Written by Holly Aylward
This is the first of a series of interviews with former students from The University of Leicester. The aim of these interviews will be to provide a connection between past and present students as well as exploring what has changed. This interview is with former Leicester student Chris Yates who attended the university from 1985 to 1988.
Q – What did you study at Leicester?
A – I studied a BA Combined Arts in Psychology.
Q – Where did you live in Leicester? Were you in halls in your first year?
A – I lived in Villiers Hall in Oadby for my first year. They knocked it down because we were so much strife! And then Highfields for 2 years.
Q – What did you enjoy most about your time at Leicester?
A – I Loved the friendship – the mix of the student life with the fun of Highfields. Mostly it was about friendships for life.
Q – Can you tell us about your career since graduating from Leicester?

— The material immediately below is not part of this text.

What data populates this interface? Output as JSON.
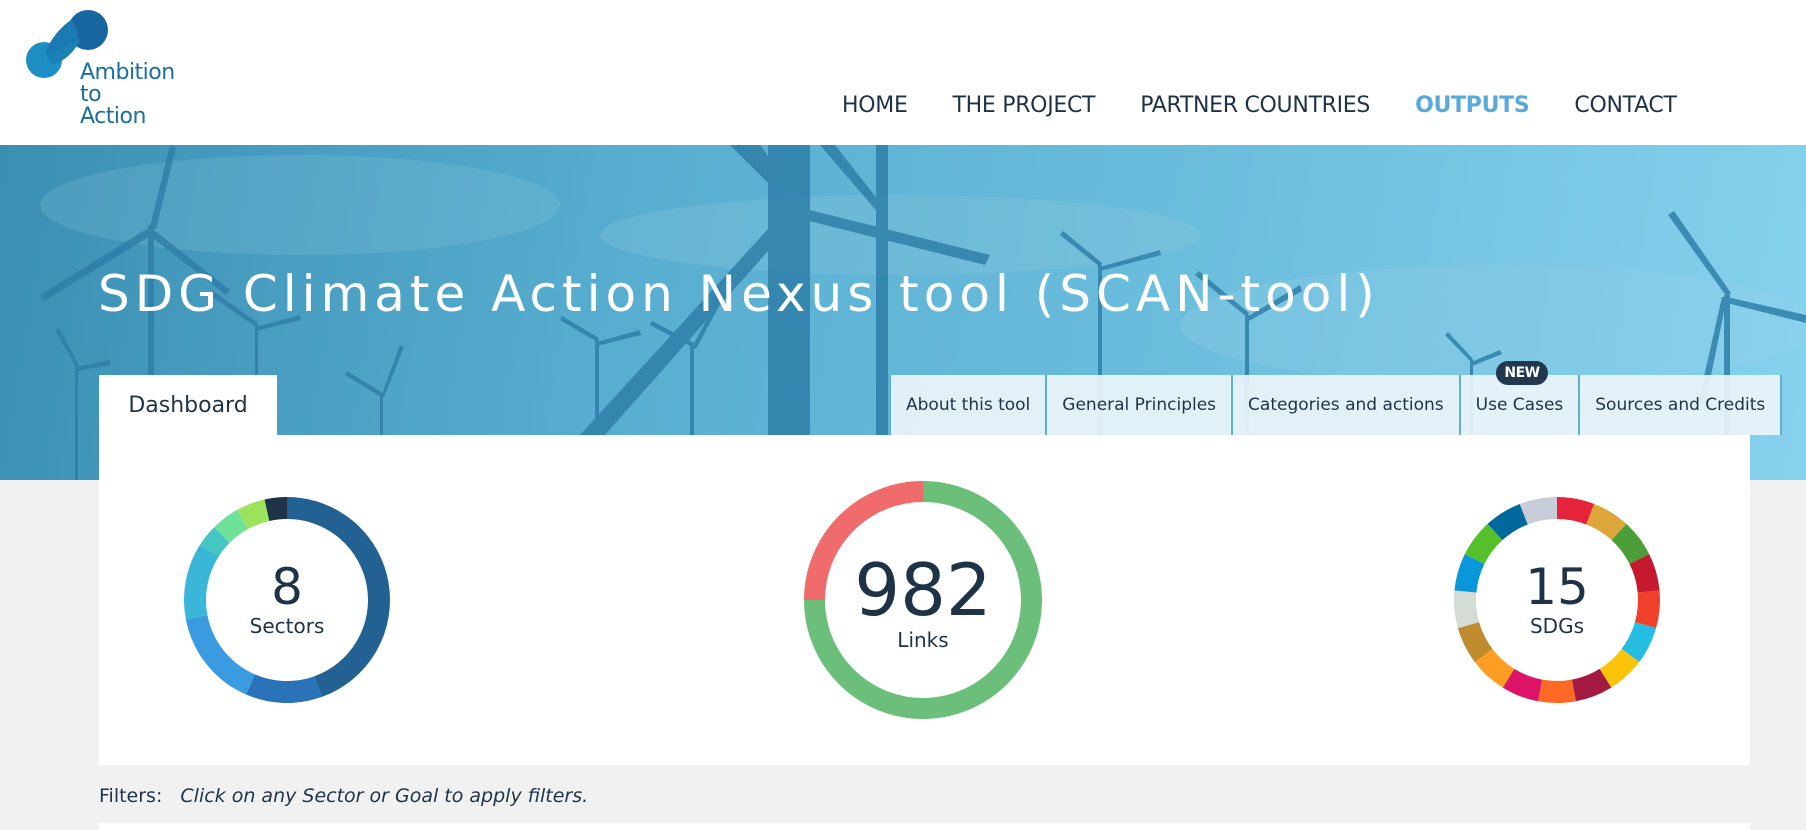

After Leicester, I thought I would go into clinical psychology but instead moved to occupational psychology. I worked for American Express in London, Singapore, Australia and New York specialising in organisational development and design. I did a lot of work post 9/11 rebuilding the strategy and culture of American Express after the building was hit. I then moved back to the UK in 2004 and worked for HSBC at Canary Wharf in London. It was the time of the financial crisis. As the Group Head of Organisational Development, I worked to build a global culture after HSBC grew from 60,000 to 500,000. Next, I worked at Caterpillar in the mid-west of America and then at Microsoft as the Chief Learning Officer before joining Ford Motor Company as the Chief Talent Officer. At Ford, I am responsible for the culture, learning and development, global recruitment, HR policy, Human Capital Management, analytics and a range of other things such as thinking through how the company responds to stuff like COVID, diversity, equity and inclusion.

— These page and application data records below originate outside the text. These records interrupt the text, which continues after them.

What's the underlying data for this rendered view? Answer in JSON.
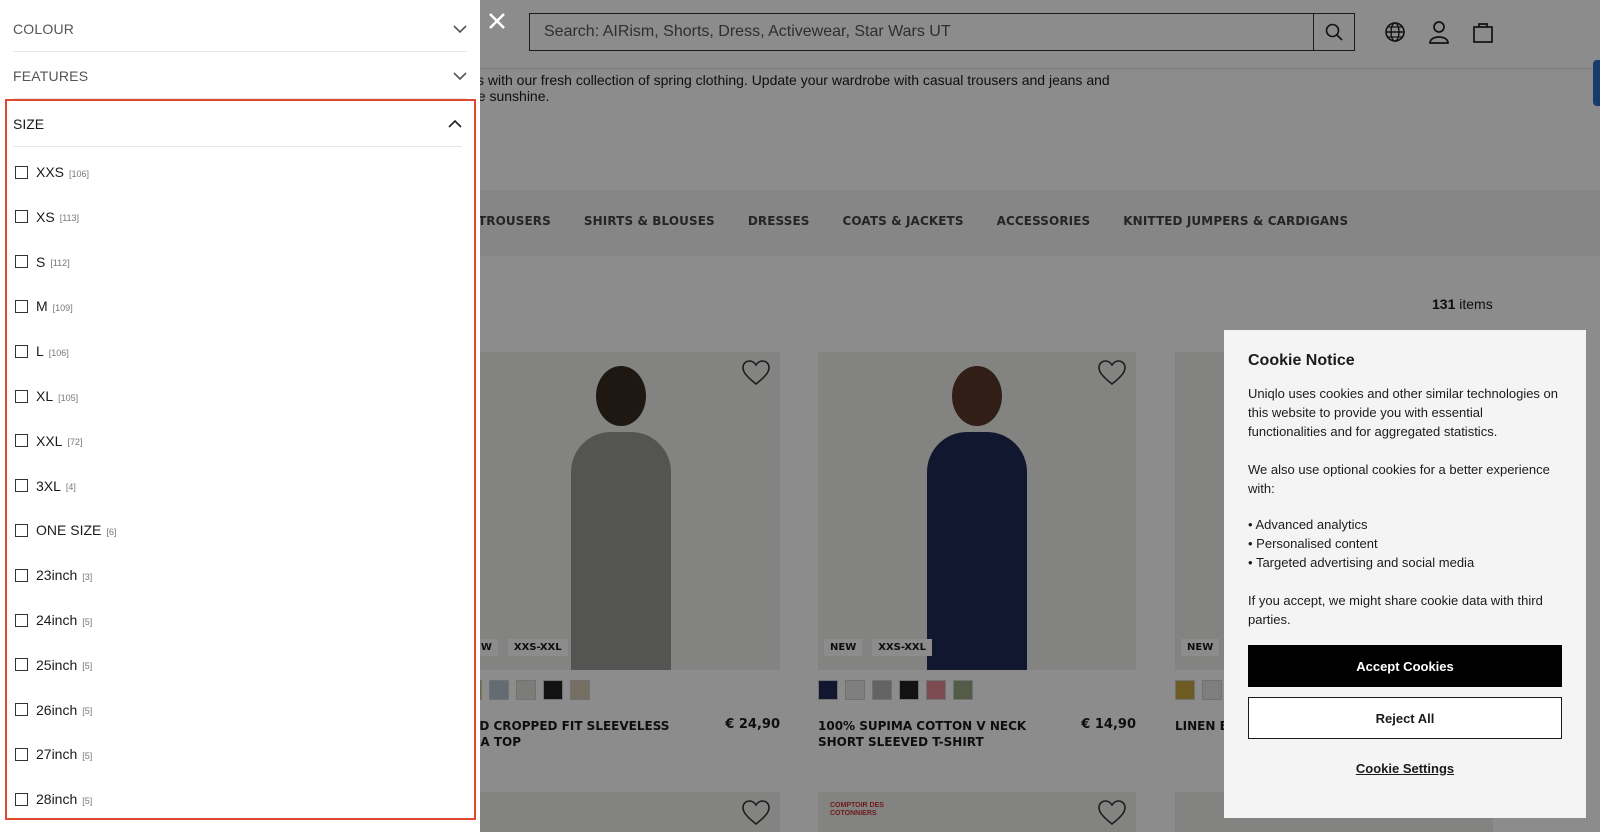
{
  "header": {
    "search_placeholder": "Search: AIRism, Shorts, Dress, Activewear, Star Wars UT",
    "icons": [
      "search-icon",
      "globe-icon",
      "account-icon",
      "bag-icon"
    ]
  },
  "intro": {
    "line1": "ys with our fresh collection of spring clothing. Update your wardrobe with casual trousers and jeans and",
    "line2": "he sunshine."
  },
  "categories": [
    "TROUSERS",
    "SHIRTS & BLOUSES",
    "DRESSES",
    "COATS & JACKETS",
    "ACCESSORIES",
    "KNITTED JUMPERS & CARDIGANS"
  ],
  "results": {
    "count": "131",
    "unit": "items"
  },
  "products": [
    {
      "name": "BED CROPPED FIT SLEEVELESS BRA TOP",
      "price": "€ 24,90",
      "badges": [
        "EW",
        "XXS-XXL"
      ],
      "swatch_colors": [
        "#d4c16a",
        "#b8c4cf",
        "#e2e2dc",
        "#222222",
        "#d8c9b3"
      ]
    },
    {
      "name": "100% SUPIMA COTTON V NECK SHORT SLEEVED T-SHIRT",
      "price": "€ 14,90",
      "badges": [
        "NEW",
        "XXS-XXL"
      ],
      "swatch_colors": [
        "#1f2a55",
        "#e8e8e8",
        "#b5b5b5",
        "#222222",
        "#e38a95",
        "#9aa783"
      ]
    },
    {
      "name": "LINEN BL",
      "price": "",
      "badges": [
        "NEW"
      ],
      "swatch_colors": [
        "#c9a640",
        "#e6e6e6"
      ]
    }
  ],
  "row2": {
    "label": "COMPTOIR DES COTONNIERS"
  },
  "filter": {
    "colour_label": "COLOUR",
    "features_label": "FEATURES",
    "size_label": "SIZE",
    "size_options": [
      {
        "name": "XXS",
        "count": "[106]"
      },
      {
        "name": "XS",
        "count": "[113]"
      },
      {
        "name": "S",
        "count": "[112]"
      },
      {
        "name": "M",
        "count": "[109]"
      },
      {
        "name": "L",
        "count": "[106]"
      },
      {
        "name": "XL",
        "count": "[105]"
      },
      {
        "name": "XXL",
        "count": "[72]"
      },
      {
        "name": "3XL",
        "count": "[4]"
      },
      {
        "name": "ONE SIZE",
        "count": "[6]"
      },
      {
        "name": "23inch",
        "count": "[3]"
      },
      {
        "name": "24inch",
        "count": "[5]"
      },
      {
        "name": "25inch",
        "count": "[5]"
      },
      {
        "name": "26inch",
        "count": "[5]"
      },
      {
        "name": "27inch",
        "count": "[5]"
      },
      {
        "name": "28inch",
        "count": "[5]"
      }
    ]
  },
  "cookie": {
    "title": "Cookie Notice",
    "p1": "Uniqlo uses cookies and other similar technologies on this website to provide you with essential functionalities and for aggregated statistics.",
    "p2": "We also use optional cookies for a better experience with:",
    "bullets": [
      "Advanced analytics",
      "Personalised content",
      "Targeted advertising and social media"
    ],
    "p3": "If you accept, we might share cookie data with third parties.",
    "accept": "Accept Cookies",
    "reject": "Reject All",
    "settings": "Cookie Settings"
  },
  "colors": {
    "highlight": "#e2472f",
    "overlay": "rgba(0,0,0,0.45)"
  }
}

I have also co-authored two books. The first ‘Rewire’, was born out of frustration that most of the work on diversity has failed to address systemic bias. We have developed a new approach using techniques from clinical psychology such as ‘priming’ and ‘flooding’, intending to show that propaganda used intentionally can help eradicate bias. This seems obvious, but if you believe that advertising works then, you can make people less sexist by controlling the media narrative within an organisation. We saw tremendous results hence the book. The second book called ‘Share’ is about the growth of nationalism around the world, based on the advent of the 4th industrial revolution and globalisation. Global corporations are more powerful than most governments today, and the rush to short term gain has seen an increase in the scale and speed of change across societies. With any tech advance, there is societal disruption, and then people look for easy answers and easy targets to blame. We argue in the book that the long-term solution is to put empathy for society at the heart of the organisational strategy.

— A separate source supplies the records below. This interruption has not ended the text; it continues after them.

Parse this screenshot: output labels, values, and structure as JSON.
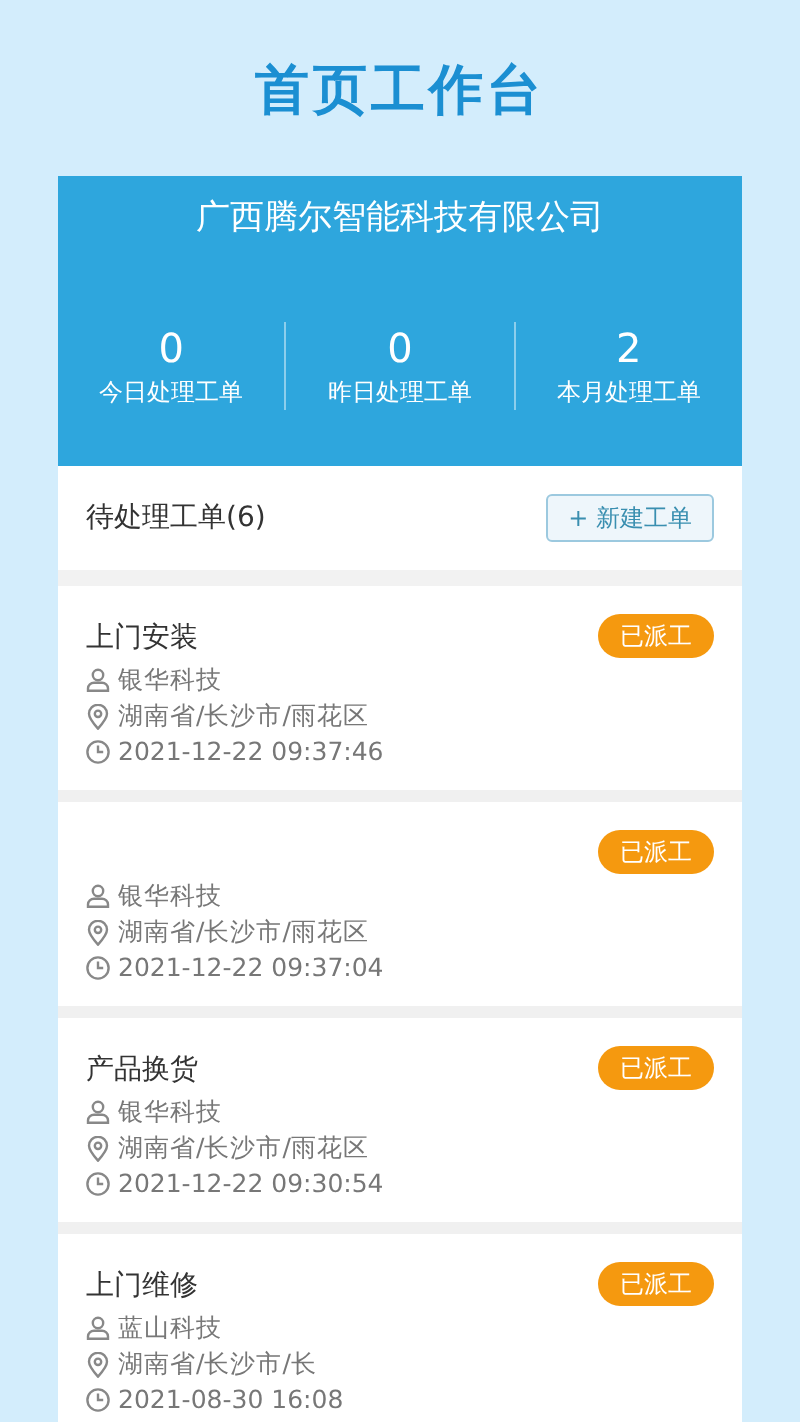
{
  "page_title": "首页工作台",
  "company": "广西腾尔智能科技有限公司",
  "stats": [
    {
      "value": "0",
      "label": "今日处理工单"
    },
    {
      "value": "0",
      "label": "昨日处理工单"
    },
    {
      "value": "2",
      "label": "本月处理工单"
    }
  ],
  "pending": {
    "title": "待处理工单(6)",
    "new_button": "+ 新建工单"
  },
  "orders": [
    {
      "title": "上门安装",
      "status": "已派工",
      "customer": "银华科技",
      "address": "湖南省/长沙市/雨花区",
      "time": "2021-12-22 09:37:46"
    },
    {
      "status": "已派工",
      "customer": "银华科技",
      "address": "湖南省/长沙市/雨花区",
      "time": "2021-12-22 09:37:04"
    },
    {
      "title": "产品换货",
      "status": "已派工",
      "customer": "银华科技",
      "address": "湖南省/长沙市/雨花区",
      "time": "2021-12-22 09:30:54"
    },
    {
      "title": "上门维修",
      "status": "已派工",
      "customer": "蓝山科技",
      "address": "湖南省/长沙市/长",
      "time": "2021-08-30 16:08"
    }
  ]
}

Q – How has the world changed since your time at university?
A – Leicester brings back fond strong memories of a place to learn, debate and party. I also was the Entertainment Secretary for Villers Hall and served on the Ent’s committee for the Uni, booking bands mostly and organising events and marches to London. We supported the miners’ strike, regularly marched about freeing Mandela and opposed the student loan system. I recall Leicester as a place of hot political debate and action, often sending dozens of coaches to participate in student protests in the 1980s. Students today seem so much more passive by comparison.
Q – What advice would you give to a student at Leicester today?
A – My advice would be to appreciate student life. Don’t rush into a career. I took 2 years out, and it helped give me perspective. Don’t chase money too early. Life is long. Value experiences over quick progression. When you look back, the friendships and the experiences that you make are more valuable than any projects so live each day to the fullest of that day’s potential. Carpe Diem and all that!
Holly Aylward is a second year English student and treasurer for Leicester Student Magazine